If you've ever sat on your couch and wondered how it would look across the room, or whether the walls would look good in red, that was your inner interior designer speaking. Now apps offer a quick and powerful way to indulge your home design fantasies.
Home Design 3D ($7 on iOS) is one of the better ones. It turns a two-dimensional view of your home into a three-dimensional graphic that you can view from any angle and even walk around as if inside. It is so sophisticated you could use it as a starting point for designing a house, rather than just tweaking your interior design.
You start in two-dimensional construction mode, adding rooms and adjusting their size and shape to match your place.

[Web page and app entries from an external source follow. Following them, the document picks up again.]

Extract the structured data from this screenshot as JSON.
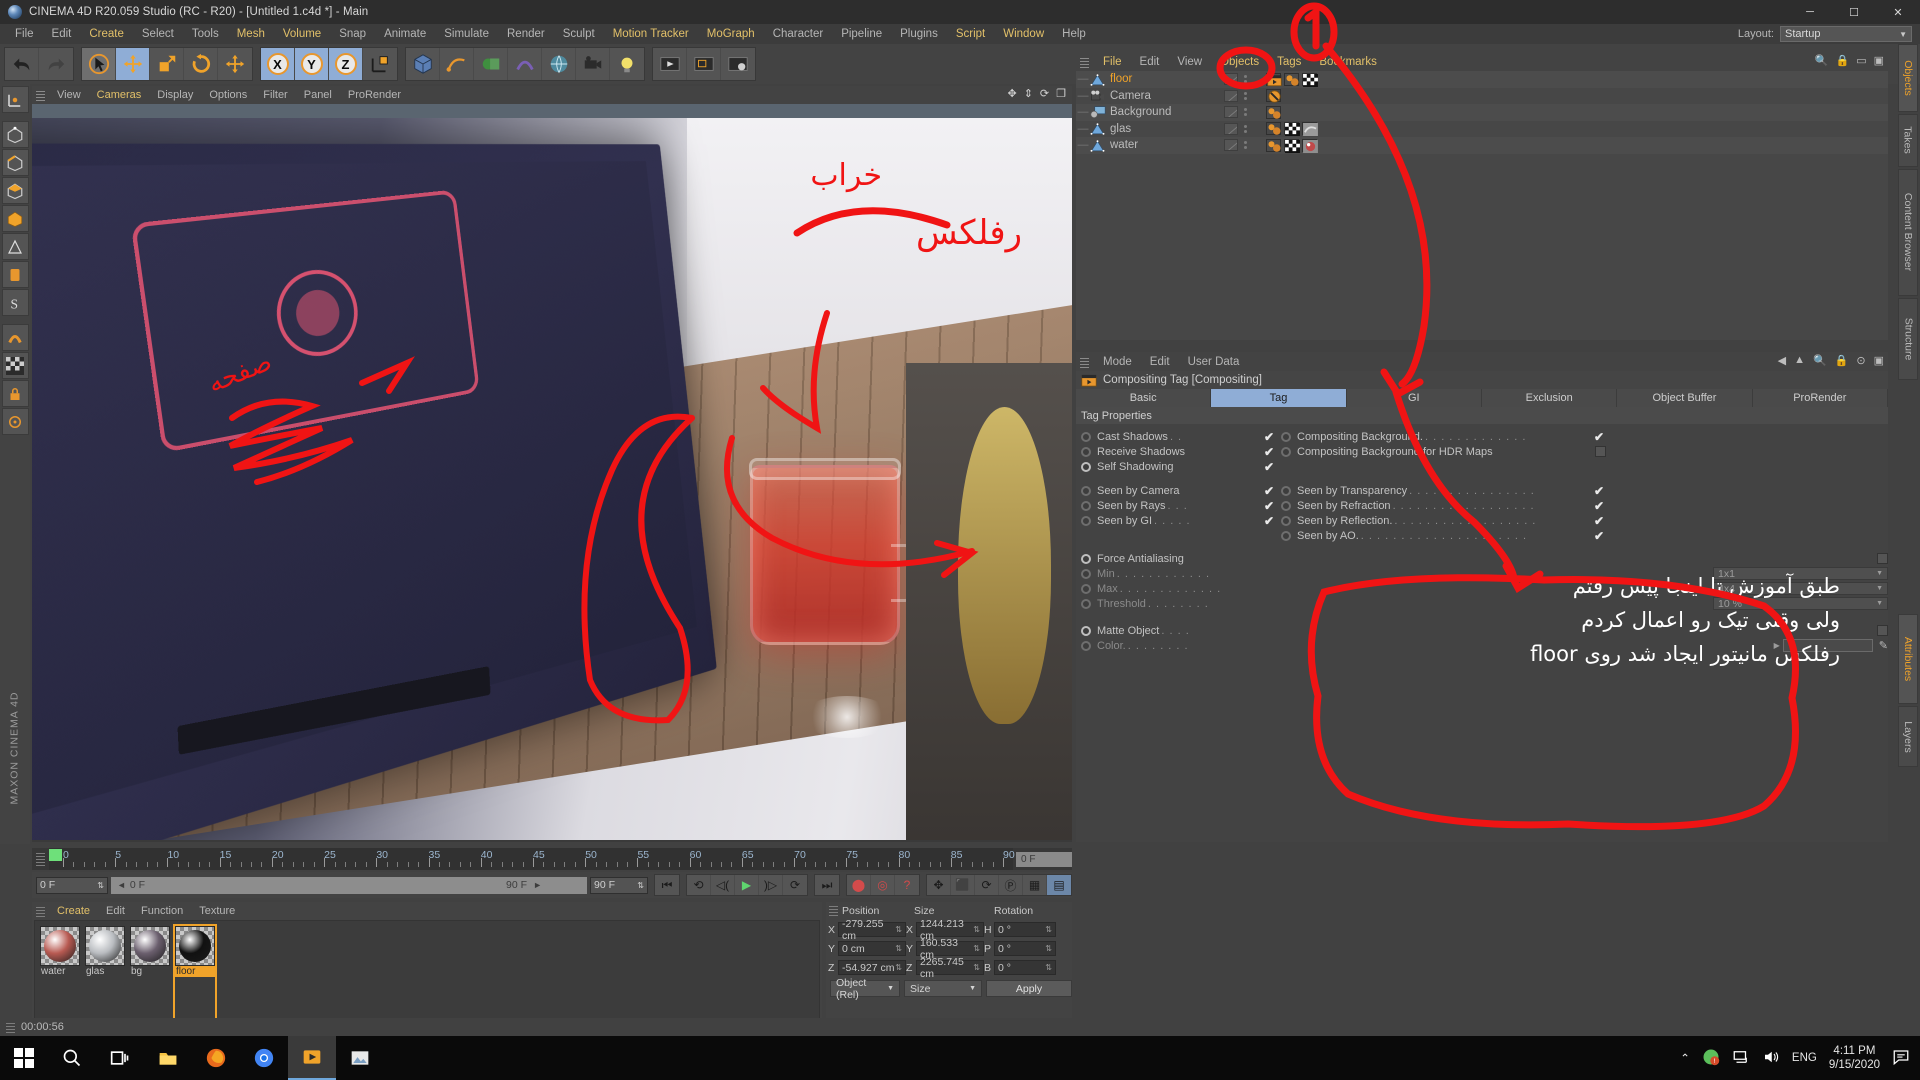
{
  "window": {
    "title": "CINEMA 4D R20.059 Studio (RC - R20) - [Untitled 1.c4d *] - Main",
    "minimize": "─",
    "maximize": "☐",
    "close": "✕"
  },
  "menubar": {
    "items": [
      {
        "label": "File",
        "style": "grey"
      },
      {
        "label": "Edit",
        "style": "grey"
      },
      {
        "label": "Create",
        "style": "gold"
      },
      {
        "label": "Select",
        "style": "grey"
      },
      {
        "label": "Tools",
        "style": "grey"
      },
      {
        "label": "Mesh",
        "style": "gold"
      },
      {
        "label": "Volume",
        "style": "gold"
      },
      {
        "label": "Snap",
        "style": "grey"
      },
      {
        "label": "Animate",
        "style": "grey"
      },
      {
        "label": "Simulate",
        "style": "grey"
      },
      {
        "label": "Render",
        "style": "grey"
      },
      {
        "label": "Sculpt",
        "style": "grey"
      },
      {
        "label": "Motion Tracker",
        "style": "gold"
      },
      {
        "label": "MoGraph",
        "style": "gold"
      },
      {
        "label": "Character",
        "style": "grey"
      },
      {
        "label": "Pipeline",
        "style": "grey"
      },
      {
        "label": "Plugins",
        "style": "grey"
      },
      {
        "label": "Script",
        "style": "gold"
      },
      {
        "label": "Window",
        "style": "gold"
      },
      {
        "label": "Help",
        "style": "grey"
      }
    ],
    "layout_label": "Layout:",
    "layout_value": "Startup"
  },
  "viewport": {
    "menu": [
      "View",
      "Cameras",
      "Display",
      "Options",
      "Filter",
      "Panel",
      "ProRender"
    ],
    "gold_menu": [
      "Cameras"
    ]
  },
  "timeline": {
    "ticks": [
      0,
      5,
      10,
      15,
      20,
      25,
      30,
      35,
      40,
      45,
      50,
      55,
      60,
      65,
      70,
      75,
      80,
      85,
      90
    ],
    "end_frame_label": "0 F",
    "current_frame": "0 F",
    "slider_value": "0 F",
    "range_end": "90 F",
    "preview_end": "90 F"
  },
  "materials": {
    "menu": [
      "Create",
      "Edit",
      "Function",
      "Texture"
    ],
    "items": [
      {
        "name": "water",
        "selected": false,
        "color": "#b85a52"
      },
      {
        "name": "glas",
        "selected": false,
        "color": "#b9bcc0"
      },
      {
        "name": "bg",
        "selected": false,
        "color": "#6b5f6e"
      },
      {
        "name": "floor",
        "selected": true,
        "color": "#111111"
      }
    ]
  },
  "coordinates": {
    "headers": [
      "Position",
      "Size",
      "Rotation"
    ],
    "rows": [
      {
        "axis": "X",
        "position": "-279.255 cm",
        "size_axis": "X",
        "size": "1244.213 cm",
        "rot_axis": "H",
        "rotation": "0 °"
      },
      {
        "axis": "Y",
        "position": "0 cm",
        "size_axis": "Y",
        "size": "160.533 cm",
        "rot_axis": "P",
        "rotation": "0 °"
      },
      {
        "axis": "Z",
        "position": "-54.927 cm",
        "size_axis": "Z",
        "size": "2265.745 cm",
        "rot_axis": "B",
        "rotation": "0 °"
      }
    ],
    "mode_dropdown": "Object (Rel)",
    "size_dropdown": "Size",
    "apply_button": "Apply"
  },
  "object_manager": {
    "menu": [
      "File",
      "Edit",
      "View",
      "Objects",
      "Tags",
      "Bookmarks"
    ],
    "gold_menu": [
      "File",
      "Objects",
      "Tags",
      "Bookmarks"
    ],
    "objects": [
      {
        "name": "floor",
        "icon": "polygon-object-icon",
        "selected": true,
        "tags": [
          "compositing-tag",
          "material-tag",
          "checker-texture-tag"
        ]
      },
      {
        "name": "Camera",
        "icon": "camera-object-icon",
        "selected": false,
        "tags": [
          "protection-tag"
        ]
      },
      {
        "name": "Background",
        "icon": "background-object-icon",
        "selected": false,
        "tags": [
          "material-tag"
        ]
      },
      {
        "name": "glas",
        "icon": "polygon-object-icon",
        "selected": false,
        "tags": [
          "material-tag",
          "checker-texture-tag",
          "glass-texture-tag"
        ]
      },
      {
        "name": "water",
        "icon": "polygon-object-icon",
        "selected": false,
        "tags": [
          "material-tag",
          "checker-texture-tag",
          "water-texture-tag"
        ]
      }
    ]
  },
  "attribute_manager": {
    "menu": [
      "Mode",
      "Edit",
      "User Data"
    ],
    "title": "Compositing Tag [Compositing]",
    "tabs": [
      {
        "label": "Basic",
        "active": false
      },
      {
        "label": "Tag",
        "active": true
      },
      {
        "label": "GI",
        "active": false
      },
      {
        "label": "Exclusion",
        "active": false
      },
      {
        "label": "Object Buffer",
        "active": false
      },
      {
        "label": "ProRender",
        "active": false
      }
    ],
    "section_title": "Tag Properties",
    "left_props": [
      {
        "label": "Cast Shadows",
        "dots": " . .",
        "checked": true,
        "radio": "off"
      },
      {
        "label": "Receive Shadows",
        "dots": "",
        "checked": true,
        "radio": "off"
      },
      {
        "label": "Self Shadowing",
        "dots": "",
        "checked": true,
        "radio": "on"
      },
      {
        "label": "Seen by Camera",
        "dots": "",
        "checked": true,
        "radio": "off"
      },
      {
        "label": "Seen by Rays",
        "dots": " . . .",
        "checked": true,
        "radio": "off"
      },
      {
        "label": "Seen by GI",
        "dots": " . . . . .",
        "checked": true,
        "radio": "off"
      }
    ],
    "right_props": [
      {
        "label": "Compositing Background.",
        "dots": " . . . . . . . . . . . . .",
        "checked": true,
        "radio": "off"
      },
      {
        "label": "Compositing Background for HDR Maps",
        "dots": "",
        "checked": false,
        "radio": "off"
      },
      {
        "label": "Seen by Transparency",
        "dots": " . . . . . . . . . . . . . . . .",
        "checked": true,
        "radio": "off"
      },
      {
        "label": "Seen by Refraction",
        "dots": " . . . . . . . . . . . . . . . . . .",
        "checked": true,
        "radio": "off"
      },
      {
        "label": "Seen by Reflection.",
        "dots": " . . . . . . . . . . . . . . . . . .",
        "checked": true,
        "radio": "off"
      },
      {
        "label": "Seen by AO.",
        "dots": " . . . . . . . . . . . . . . . . . . . . .",
        "checked": true,
        "radio": "off"
      }
    ],
    "aa_props": [
      {
        "label": "Force Antialiasing",
        "dots": "",
        "radio": "on",
        "type": "checkbox",
        "value": null,
        "dim": false
      },
      {
        "label": "Min",
        "dots": " . . . . . . . . . . . .",
        "radio": "off",
        "type": "field",
        "value": "1x1",
        "dim": true
      },
      {
        "label": "Max",
        "dots": " . . . . . . . . . . . . .",
        "radio": "off",
        "type": "field",
        "value": "4x4",
        "dim": true
      },
      {
        "label": "Threshold",
        "dots": " . . . . . . . .",
        "radio": "off",
        "type": "field",
        "value": "10 %",
        "dim": true
      },
      {
        "label": "Matte Object",
        "dots": " . . . .",
        "radio": "on",
        "type": "checkbox",
        "value": null,
        "dim": false
      },
      {
        "label": "Color.",
        "dots": " . . . . . . . .",
        "radio": "off",
        "type": "color",
        "value": "",
        "dim": true
      }
    ]
  },
  "right_tabs": [
    {
      "label": "Objects",
      "active": true
    },
    {
      "label": "Takes",
      "active": false
    },
    {
      "label": "Content Browser",
      "active": false
    },
    {
      "label": "Structure",
      "active": false
    },
    {
      "label": "Attributes",
      "active": true
    },
    {
      "label": "Layers",
      "active": false
    }
  ],
  "status_bar": {
    "text": "00:00:56"
  },
  "taskbar": {
    "language": "ENG",
    "time": "4:11 PM",
    "date": "9/15/2020",
    "icons": [
      "start-icon",
      "search-icon",
      "task-view-icon",
      "file-explorer-icon",
      "firefox-icon",
      "chrome-icon",
      "media-player-icon",
      "photos-icon"
    ]
  },
  "annotations": {
    "persian_line1": "طبق آموزش تا اینجا پیش رفتم",
    "persian_line2": "ولی وقتی تیک رو اعمال کردم",
    "persian_line3": "رفلکس مانیتور ایجاد شد روی floor",
    "viewport_label1": "رفلکس",
    "viewport_label2": "خراب",
    "viewport_label3": "صفحه",
    "pen_color": "#f01414"
  }
}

You can add measurements and drop in items from a database, like a water fountain or a grand piano. There's a host of options for doorways, windows and other openings, and you can choose to color walls or floors with textures that look like wallpaper, carpet or wood or simply a uniform color.
When your design is done, you click on the 3-D button to turn it into a 3-D version. While the app tries to be as intuitive as possible, with clear icons for control and some attractively designed screens, it has a steep learning curve. The fact that you have to pay for access to some textures and pieces of furniture might also frustrate you.
Build App Pro is a similar Android app that costs $6. The app also has a plan-view design mode that lets you set out the layout of rooms and furniture items, plus a 3-D graphical view. Like Home Design 3D, the app tries to make design simple -- it uses icon-driven menus and easy-to-learn gestures.
But it has a small number of 3-D furniture models and a tendency to crash.
A far simpler app is Houzz Interior Design Ideas, free on Android and iOS, which will probably be more useful in the early stages of any redesign plans. The app's main feature is an extensive catalog of photos, listed by categories like Family Room, Wine Cellar and Exterior. Tap on a category, select a subcategory like Modern or Tropical and scroll through the photos. You can bookmark designs you like in your own idea book, or export them to Twitter or through e-mail. The app also has lists of products for sale and professionals who can help you realize your design.
If you're just thinking about changing the color of your furniture or walls, there are many apps to help. The best-known color matching system is Pantone, and it has an official MyPantone app for iOS.
The app's main feature is a representation of the famous Pantone color swatches. Scroll through the rainbow of options by dragging and then tapping on a color you like. This brings up a new page of data on that color, including its official Pantone code number and a tab for "harmonies." This tab takes you to a graphical display of colors that complement your initial choice. If you are inspired by a color you see in real life, you can snap a photo of it and have the app recommend the closest Pantone color. You can save your favorite colors for a visit to a store to find matching paint. The downside is that the app costs a steep $10.
Swype has been a popular alternative text-entry system for Android. It speeds typing on an on-screen keyboard because you simply glide your finger to the next letter in the word you want to type. Now the app has come out of its beta test mode, and has hit Google's Play store for the first time, priced at $1.
This article originally appeared in The New York Times.